→ **INPUT FOR THIS TASK**:
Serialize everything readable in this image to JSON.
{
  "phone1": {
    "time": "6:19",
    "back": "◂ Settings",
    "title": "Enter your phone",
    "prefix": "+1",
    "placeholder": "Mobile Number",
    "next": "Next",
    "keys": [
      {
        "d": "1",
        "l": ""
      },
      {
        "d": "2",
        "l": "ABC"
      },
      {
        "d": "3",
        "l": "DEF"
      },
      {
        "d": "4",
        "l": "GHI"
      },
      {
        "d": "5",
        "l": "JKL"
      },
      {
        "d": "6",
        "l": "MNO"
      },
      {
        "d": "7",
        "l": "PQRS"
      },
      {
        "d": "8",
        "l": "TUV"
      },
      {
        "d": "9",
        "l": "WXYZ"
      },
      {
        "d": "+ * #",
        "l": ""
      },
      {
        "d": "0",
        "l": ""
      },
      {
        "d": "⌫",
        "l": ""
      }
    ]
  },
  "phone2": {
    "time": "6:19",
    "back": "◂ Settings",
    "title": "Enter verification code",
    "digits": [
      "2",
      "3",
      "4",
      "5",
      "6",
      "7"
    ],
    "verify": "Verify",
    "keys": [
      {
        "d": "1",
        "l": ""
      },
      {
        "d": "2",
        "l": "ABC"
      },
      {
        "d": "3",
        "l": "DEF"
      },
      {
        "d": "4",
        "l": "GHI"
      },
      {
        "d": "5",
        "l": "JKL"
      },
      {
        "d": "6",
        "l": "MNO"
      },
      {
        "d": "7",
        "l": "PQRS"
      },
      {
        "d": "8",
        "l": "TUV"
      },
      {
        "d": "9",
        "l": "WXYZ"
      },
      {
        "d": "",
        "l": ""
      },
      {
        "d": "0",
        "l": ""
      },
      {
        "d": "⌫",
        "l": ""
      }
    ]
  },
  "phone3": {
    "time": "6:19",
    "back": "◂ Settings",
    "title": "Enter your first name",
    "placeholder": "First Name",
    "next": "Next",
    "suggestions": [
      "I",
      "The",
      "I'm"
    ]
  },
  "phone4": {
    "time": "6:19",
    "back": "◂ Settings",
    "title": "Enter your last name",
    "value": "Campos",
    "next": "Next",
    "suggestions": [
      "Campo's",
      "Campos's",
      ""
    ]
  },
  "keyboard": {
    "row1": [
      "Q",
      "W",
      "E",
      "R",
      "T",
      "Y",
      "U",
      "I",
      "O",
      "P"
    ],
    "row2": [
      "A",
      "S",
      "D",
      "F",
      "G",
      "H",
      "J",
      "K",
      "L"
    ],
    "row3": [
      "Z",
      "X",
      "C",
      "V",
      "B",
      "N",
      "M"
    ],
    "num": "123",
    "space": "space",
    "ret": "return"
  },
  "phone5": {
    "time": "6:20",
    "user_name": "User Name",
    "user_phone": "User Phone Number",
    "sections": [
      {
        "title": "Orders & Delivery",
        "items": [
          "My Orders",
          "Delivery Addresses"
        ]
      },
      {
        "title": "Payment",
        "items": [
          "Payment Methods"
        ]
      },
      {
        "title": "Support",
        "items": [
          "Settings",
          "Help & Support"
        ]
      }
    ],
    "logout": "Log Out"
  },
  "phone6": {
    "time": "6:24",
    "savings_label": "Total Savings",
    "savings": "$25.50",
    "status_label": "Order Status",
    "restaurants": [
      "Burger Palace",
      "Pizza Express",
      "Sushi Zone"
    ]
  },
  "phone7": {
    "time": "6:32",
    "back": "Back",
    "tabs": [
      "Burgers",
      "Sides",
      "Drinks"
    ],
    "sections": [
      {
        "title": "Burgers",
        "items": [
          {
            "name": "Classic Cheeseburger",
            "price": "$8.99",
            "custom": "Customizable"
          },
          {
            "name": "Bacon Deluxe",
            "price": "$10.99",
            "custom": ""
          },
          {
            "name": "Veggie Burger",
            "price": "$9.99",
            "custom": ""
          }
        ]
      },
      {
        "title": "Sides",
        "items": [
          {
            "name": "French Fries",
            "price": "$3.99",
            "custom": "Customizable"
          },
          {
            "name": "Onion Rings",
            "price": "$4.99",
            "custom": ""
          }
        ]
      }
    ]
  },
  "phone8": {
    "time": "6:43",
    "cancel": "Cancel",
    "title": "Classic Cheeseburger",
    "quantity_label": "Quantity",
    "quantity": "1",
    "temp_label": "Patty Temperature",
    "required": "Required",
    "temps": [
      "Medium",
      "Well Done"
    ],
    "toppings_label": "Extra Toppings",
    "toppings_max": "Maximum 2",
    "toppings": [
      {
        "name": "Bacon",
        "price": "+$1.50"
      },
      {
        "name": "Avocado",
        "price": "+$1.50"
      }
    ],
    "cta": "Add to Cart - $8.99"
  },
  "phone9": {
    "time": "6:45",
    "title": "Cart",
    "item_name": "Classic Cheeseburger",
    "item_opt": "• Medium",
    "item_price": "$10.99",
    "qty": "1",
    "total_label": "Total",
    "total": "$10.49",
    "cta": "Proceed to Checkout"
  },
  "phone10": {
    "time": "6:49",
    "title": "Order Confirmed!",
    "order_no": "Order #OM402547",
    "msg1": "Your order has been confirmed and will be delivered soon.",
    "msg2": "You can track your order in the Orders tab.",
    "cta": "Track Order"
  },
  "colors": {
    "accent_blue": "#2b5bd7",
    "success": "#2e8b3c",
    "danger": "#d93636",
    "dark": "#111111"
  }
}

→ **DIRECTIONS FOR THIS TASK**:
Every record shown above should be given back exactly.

→ **COMPLETED TASK**:
Serialize everything readable in this image to JSON.
{
  "phone1": {
    "time": "6:19",
    "back": "◂ Settings",
    "title": "Enter your phone",
    "prefix": "+1",
    "placeholder": "Mobile Number",
    "next": "Next",
    "keys": [
      {
        "d": "1",
        "l": ""
      },
      {
        "d": "2",
        "l": "ABC"
      },
      {
        "d": "3",
        "l": "DEF"
      },
      {
        "d": "4",
        "l": "GHI"
      },
      {
        "d": "5",
        "l": "JKL"
      },
      {
        "d": "6",
        "l": "MNO"
      },
      {
        "d": "7",
        "l": "PQRS"
      },
      {
        "d": "8",
        "l": "TUV"
      },
      {
        "d": "9",
        "l": "WXYZ"
      },
      {
        "d": "+ * #",
        "l": ""
      },
      {
        "d": "0",
        "l": ""
      },
      {
        "d": "⌫",
        "l": ""
      }
    ]
  },
  "phone2": {
    "time": "6:19",
    "back": "◂ Settings",
    "title": "Enter verification code",
    "digits": [
      "2",
      "3",
      "4",
      "5",
      "6",
      "7"
    ],
    "verify": "Verify",
    "keys": [
      {
        "d": "1",
        "l": ""
      },
      {
        "d": "2",
        "l": "ABC"
      },
      {
        "d": "3",
        "l": "DEF"
      },
      {
        "d": "4",
        "l": "GHI"
      },
      {
        "d": "5",
        "l": "JKL"
      },
      {
        "d": "6",
        "l": "MNO"
      },
      {
        "d": "7",
        "l": "PQRS"
      },
      {
        "d": "8",
        "l": "TUV"
      },
      {
        "d": "9",
        "l": "WXYZ"
      },
      {
        "d": "",
        "l": ""
      },
      {
        "d": "0",
        "l": ""
      },
      {
        "d": "⌫",
        "l": ""
      }
    ]
  },
  "phone3": {
    "time": "6:19",
    "back": "◂ Settings",
    "title": "Enter your first name",
    "placeholder": "First Name",
    "next": "Next",
    "suggestions": [
      "I",
      "The",
      "I'm"
    ]
  },
  "phone4": {
    "time": "6:19",
    "back": "◂ Settings",
    "title": "Enter your last name",
    "value": "Campos",
    "next": "Next",
    "suggestions": [
      "Campo's",
      "Campos's",
      ""
    ]
  },
  "keyboard": {
    "row1": [
      "Q",
      "W",
      "E",
      "R",
      "T",
      "Y",
      "U",
      "I",
      "O",
      "P"
    ],
    "row2": [
      "A",
      "S",
      "D",
      "F",
      "G",
      "H",
      "J",
      "K",
      "L"
    ],
    "row3": [
      "Z",
      "X",
      "C",
      "V",
      "B",
      "N",
      "M"
    ],
    "num": "123",
    "space": "space",
    "ret": "return"
  },
  "phone5": {
    "time": "6:20",
    "user_name": "User Name",
    "user_phone": "User Phone Number",
    "sections": [
      {
        "title": "Orders & Delivery",
        "items": [
          "My Orders",
          "Delivery Addresses"
        ]
      },
      {
        "title": "Payment",
        "items": [
          "Payment Methods"
        ]
      },
      {
        "title": "Support",
        "items": [
          "Settings",
          "Help & Support"
        ]
      }
    ],
    "logout": "Log Out"
  },
  "phone6": {
    "time": "6:24",
    "savings_label": "Total Savings",
    "savings": "$25.50",
    "status_label": "Order Status",
    "restaurants": [
      "Burger Palace",
      "Pizza Express",
      "Sushi Zone"
    ]
  },
  "phone7": {
    "time": "6:32",
    "back": "Back",
    "tabs": [
      "Burgers",
      "Sides",
      "Drinks"
    ],
    "sections": [
      {
        "title": "Burgers",
        "items": [
          {
            "name": "Classic Cheeseburger",
            "price": "$8.99",
            "custom": "Customizable"
          },
          {
            "name": "Bacon Deluxe",
            "price": "$10.99",
            "custom": ""
          },
          {
            "name": "Veggie Burger",
            "price": "$9.99",
            "custom": ""
          }
        ]
      },
      {
        "title": "Sides",
        "items": [
          {
            "name": "French Fries",
            "price": "$3.99",
            "custom": "Customizable"
          },
          {
            "name": "Onion Rings",
            "price": "$4.99",
            "custom": ""
          }
        ]
      }
    ]
  },
  "phone8": {
    "time": "6:43",
    "cancel": "Cancel",
    "title": "Classic Cheeseburger",
    "quantity_label": "Quantity",
    "quantity": "1",
    "temp_label": "Patty Temperature",
    "required": "Required",
    "temps": [
      "Medium",
      "Well Done"
    ],
    "toppings_label": "Extra Toppings",
    "toppings_max": "Maximum 2",
    "toppings": [
      {
        "name": "Bacon",
        "price": "+$1.50"
      },
      {
        "name": "Avocado",
        "price": "+$1.50"
      }
    ],
    "cta": "Add to Cart - $8.99"
  },
  "phone9": {
    "time": "6:45",
    "title": "Cart",
    "item_name": "Classic Cheeseburger",
    "item_opt": "• Medium",
    "item_price": "$10.99",
    "qty": "1",
    "total_label": "Total",
    "total": "$10.49",
    "cta": "Proceed to Checkout"
  },
  "phone10": {
    "time": "6:49",
    "title": "Order Confirmed!",
    "order_no": "Order #OM402547",
    "msg1": "Your order has been confirmed and will be delivered soon.",
    "msg2": "You can track your order in the Orders tab.",
    "cta": "Track Order"
  },
  "colors": {
    "accent_blue": "#2b5bd7",
    "success": "#2e8b3c",
    "danger": "#d93636",
    "dark": "#111111"
  }
}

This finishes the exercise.